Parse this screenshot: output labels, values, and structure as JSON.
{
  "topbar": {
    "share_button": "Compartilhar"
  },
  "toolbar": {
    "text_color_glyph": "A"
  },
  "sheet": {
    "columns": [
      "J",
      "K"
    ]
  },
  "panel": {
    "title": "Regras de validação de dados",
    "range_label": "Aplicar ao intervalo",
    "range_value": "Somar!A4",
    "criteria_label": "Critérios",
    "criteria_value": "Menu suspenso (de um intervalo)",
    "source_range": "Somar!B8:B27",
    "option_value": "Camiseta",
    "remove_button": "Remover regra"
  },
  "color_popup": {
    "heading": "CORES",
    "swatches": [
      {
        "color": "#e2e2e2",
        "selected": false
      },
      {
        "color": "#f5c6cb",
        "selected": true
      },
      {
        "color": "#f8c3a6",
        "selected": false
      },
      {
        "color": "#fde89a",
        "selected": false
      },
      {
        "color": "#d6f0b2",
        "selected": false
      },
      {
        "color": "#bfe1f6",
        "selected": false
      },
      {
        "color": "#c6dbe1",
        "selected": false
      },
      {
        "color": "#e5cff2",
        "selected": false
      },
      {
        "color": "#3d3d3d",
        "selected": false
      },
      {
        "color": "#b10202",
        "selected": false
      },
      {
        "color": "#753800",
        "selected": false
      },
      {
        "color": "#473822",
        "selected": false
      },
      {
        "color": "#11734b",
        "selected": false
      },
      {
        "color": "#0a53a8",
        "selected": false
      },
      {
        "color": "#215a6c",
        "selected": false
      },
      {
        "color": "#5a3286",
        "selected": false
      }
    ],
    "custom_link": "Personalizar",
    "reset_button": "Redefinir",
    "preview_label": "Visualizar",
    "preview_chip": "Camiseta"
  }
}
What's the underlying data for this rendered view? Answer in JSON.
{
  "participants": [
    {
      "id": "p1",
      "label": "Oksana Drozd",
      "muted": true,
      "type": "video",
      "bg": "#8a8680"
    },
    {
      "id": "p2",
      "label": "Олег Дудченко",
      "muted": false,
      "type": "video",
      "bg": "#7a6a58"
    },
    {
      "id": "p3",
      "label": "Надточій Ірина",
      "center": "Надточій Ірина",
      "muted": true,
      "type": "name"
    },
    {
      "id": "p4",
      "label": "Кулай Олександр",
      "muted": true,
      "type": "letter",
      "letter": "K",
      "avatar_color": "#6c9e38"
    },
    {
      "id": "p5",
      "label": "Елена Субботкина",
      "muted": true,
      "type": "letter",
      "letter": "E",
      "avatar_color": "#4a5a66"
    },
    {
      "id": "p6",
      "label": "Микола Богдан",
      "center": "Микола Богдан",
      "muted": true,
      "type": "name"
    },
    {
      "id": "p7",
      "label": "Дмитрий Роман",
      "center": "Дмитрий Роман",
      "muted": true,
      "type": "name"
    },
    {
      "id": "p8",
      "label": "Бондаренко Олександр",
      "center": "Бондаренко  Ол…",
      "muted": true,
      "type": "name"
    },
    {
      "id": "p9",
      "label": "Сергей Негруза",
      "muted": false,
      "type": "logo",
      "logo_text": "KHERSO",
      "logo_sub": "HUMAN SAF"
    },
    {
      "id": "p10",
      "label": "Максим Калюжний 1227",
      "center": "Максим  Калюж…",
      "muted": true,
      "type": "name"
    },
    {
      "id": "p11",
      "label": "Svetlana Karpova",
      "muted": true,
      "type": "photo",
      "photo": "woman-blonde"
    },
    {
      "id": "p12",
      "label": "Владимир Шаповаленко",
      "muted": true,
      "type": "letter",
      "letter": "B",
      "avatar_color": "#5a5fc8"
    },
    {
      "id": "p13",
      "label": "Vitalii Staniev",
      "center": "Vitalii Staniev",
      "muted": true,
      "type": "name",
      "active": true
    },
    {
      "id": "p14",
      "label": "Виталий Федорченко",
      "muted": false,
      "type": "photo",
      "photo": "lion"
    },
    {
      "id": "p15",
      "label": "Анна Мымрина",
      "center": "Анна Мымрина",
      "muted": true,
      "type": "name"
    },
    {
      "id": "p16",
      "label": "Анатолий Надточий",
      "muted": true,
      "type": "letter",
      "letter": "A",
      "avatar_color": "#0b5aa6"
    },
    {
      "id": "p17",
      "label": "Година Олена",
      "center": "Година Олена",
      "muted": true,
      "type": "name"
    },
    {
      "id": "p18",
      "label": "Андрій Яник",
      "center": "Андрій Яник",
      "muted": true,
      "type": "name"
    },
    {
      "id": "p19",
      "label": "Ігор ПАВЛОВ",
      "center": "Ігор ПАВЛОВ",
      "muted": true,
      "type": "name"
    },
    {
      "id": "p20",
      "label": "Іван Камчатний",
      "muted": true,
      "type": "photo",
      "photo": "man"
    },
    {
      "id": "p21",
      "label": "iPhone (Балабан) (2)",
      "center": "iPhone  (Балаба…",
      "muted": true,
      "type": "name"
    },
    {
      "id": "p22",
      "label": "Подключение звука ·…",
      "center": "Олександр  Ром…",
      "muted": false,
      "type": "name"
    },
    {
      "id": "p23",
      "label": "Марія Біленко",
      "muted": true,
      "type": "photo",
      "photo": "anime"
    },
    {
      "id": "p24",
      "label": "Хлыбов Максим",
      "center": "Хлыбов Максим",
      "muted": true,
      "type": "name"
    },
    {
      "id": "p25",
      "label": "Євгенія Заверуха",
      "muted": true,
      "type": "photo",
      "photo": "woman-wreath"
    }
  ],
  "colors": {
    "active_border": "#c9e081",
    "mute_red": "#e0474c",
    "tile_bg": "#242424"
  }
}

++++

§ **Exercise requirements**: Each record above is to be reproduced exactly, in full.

§ **Solution to this problem**:
Parse this screenshot: output labels, values, and structure as JSON.
{
  "topbar": {
    "share_button": "Compartilhar"
  },
  "toolbar": {
    "text_color_glyph": "A"
  },
  "sheet": {
    "columns": [
      "J",
      "K"
    ]
  },
  "panel": {
    "title": "Regras de validação de dados",
    "range_label": "Aplicar ao intervalo",
    "range_value": "Somar!A4",
    "criteria_label": "Critérios",
    "criteria_value": "Menu suspenso (de um intervalo)",
    "source_range": "Somar!B8:B27",
    "option_value": "Camiseta",
    "remove_button": "Remover regra"
  },
  "color_popup": {
    "heading": "CORES",
    "swatches": [
      {
        "color": "#e2e2e2",
        "selected": false
      },
      {
        "color": "#f5c6cb",
        "selected": true
      },
      {
        "color": "#f8c3a6",
        "selected": false
      },
      {
        "color": "#fde89a",
        "selected": false
      },
      {
        "color": "#d6f0b2",
        "selected": false
      },
      {
        "color": "#bfe1f6",
        "selected": false
      },
      {
        "color": "#c6dbe1",
        "selected": false
      },
      {
        "color": "#e5cff2",
        "selected": false
      },
      {
        "color": "#3d3d3d",
        "selected": false
      },
      {
        "color": "#b10202",
        "selected": false
      },
      {
        "color": "#753800",
        "selected": false
      },
      {
        "color": "#473822",
        "selected": false
      },
      {
        "color": "#11734b",
        "selected": false
      },
      {
        "color": "#0a53a8",
        "selected": false
      },
      {
        "color": "#215a6c",
        "selected": false
      },
      {
        "color": "#5a3286",
        "selected": false
      }
    ],
    "custom_link": "Personalizar",
    "reset_button": "Redefinir",
    "preview_label": "Visualizar",
    "preview_chip": "Camiseta"
  }
}
What's the underlying data for this rendered view? Answer in JSON.
{
  "participants": [
    {
      "id": "p1",
      "label": "Oksana Drozd",
      "muted": true,
      "type": "video",
      "bg": "#8a8680"
    },
    {
      "id": "p2",
      "label": "Олег Дудченко",
      "muted": false,
      "type": "video",
      "bg": "#7a6a58"
    },
    {
      "id": "p3",
      "label": "Надточій Ірина",
      "center": "Надточій Ірина",
      "muted": true,
      "type": "name"
    },
    {
      "id": "p4",
      "label": "Кулай Олександр",
      "muted": true,
      "type": "letter",
      "letter": "K",
      "avatar_color": "#6c9e38"
    },
    {
      "id": "p5",
      "label": "Елена Субботкина",
      "muted": true,
      "type": "letter",
      "letter": "E",
      "avatar_color": "#4a5a66"
    },
    {
      "id": "p6",
      "label": "Микола Богдан",
      "center": "Микола Богдан",
      "muted": true,
      "type": "name"
    },
    {
      "id": "p7",
      "label": "Дмитрий Роман",
      "center": "Дмитрий Роман",
      "muted": true,
      "type": "name"
    },
    {
      "id": "p8",
      "label": "Бондаренко Олександр",
      "center": "Бондаренко  Ол…",
      "muted": true,
      "type": "name"
    },
    {
      "id": "p9",
      "label": "Сергей Негруза",
      "muted": false,
      "type": "logo",
      "logo_text": "KHERSO",
      "logo_sub": "HUMAN SAF"
    },
    {
      "id": "p10",
      "label": "Максим Калюжний 1227",
      "center": "Максим  Калюж…",
      "muted": true,
      "type": "name"
    },
    {
      "id": "p11",
      "label": "Svetlana Karpova",
      "muted": true,
      "type": "photo",
      "photo": "woman-blonde"
    },
    {
      "id": "p12",
      "label": "Владимир Шаповаленко",
      "muted": true,
      "type": "letter",
      "letter": "B",
      "avatar_color": "#5a5fc8"
    },
    {
      "id": "p13",
      "label": "Vitalii Staniev",
      "center": "Vitalii Staniev",
      "muted": true,
      "type": "name",
      "active": true
    },
    {
      "id": "p14",
      "label": "Виталий Федорченко",
      "muted": false,
      "type": "photo",
      "photo": "lion"
    },
    {
      "id": "p15",
      "label": "Анна Мымрина",
      "center": "Анна Мымрина",
      "muted": true,
      "type": "name"
    },
    {
      "id": "p16",
      "label": "Анатолий Надточий",
      "muted": true,
      "type": "letter",
      "letter": "A",
      "avatar_color": "#0b5aa6"
    },
    {
      "id": "p17",
      "label": "Година Олена",
      "center": "Година Олена",
      "muted": true,
      "type": "name"
    },
    {
      "id": "p18",
      "label": "Андрій Яник",
      "center": "Андрій Яник",
      "muted": true,
      "type": "name"
    },
    {
      "id": "p19",
      "label": "Ігор ПАВЛОВ",
      "center": "Ігор ПАВЛОВ",
      "muted": true,
      "type": "name"
    },
    {
      "id": "p20",
      "label": "Іван Камчатний",
      "muted": true,
      "type": "photo",
      "photo": "man"
    },
    {
      "id": "p21",
      "label": "iPhone (Балабан) (2)",
      "center": "iPhone  (Балаба…",
      "muted": true,
      "type": "name"
    },
    {
      "id": "p22",
      "label": "Подключение звука ·…",
      "center": "Олександр  Ром…",
      "muted": false,
      "type": "name"
    },
    {
      "id": "p23",
      "label": "Марія Біленко",
      "muted": true,
      "type": "photo",
      "photo": "anime"
    },
    {
      "id": "p24",
      "label": "Хлыбов Максим",
      "center": "Хлыбов Максим",
      "muted": true,
      "type": "name"
    },
    {
      "id": "p25",
      "label": "Євгенія Заверуха",
      "muted": true,
      "type": "photo",
      "photo": "woman-wreath"
    }
  ],
  "colors": {
    "active_border": "#c9e081",
    "mute_red": "#e0474c",
    "tile_bg": "#242424"
  }
}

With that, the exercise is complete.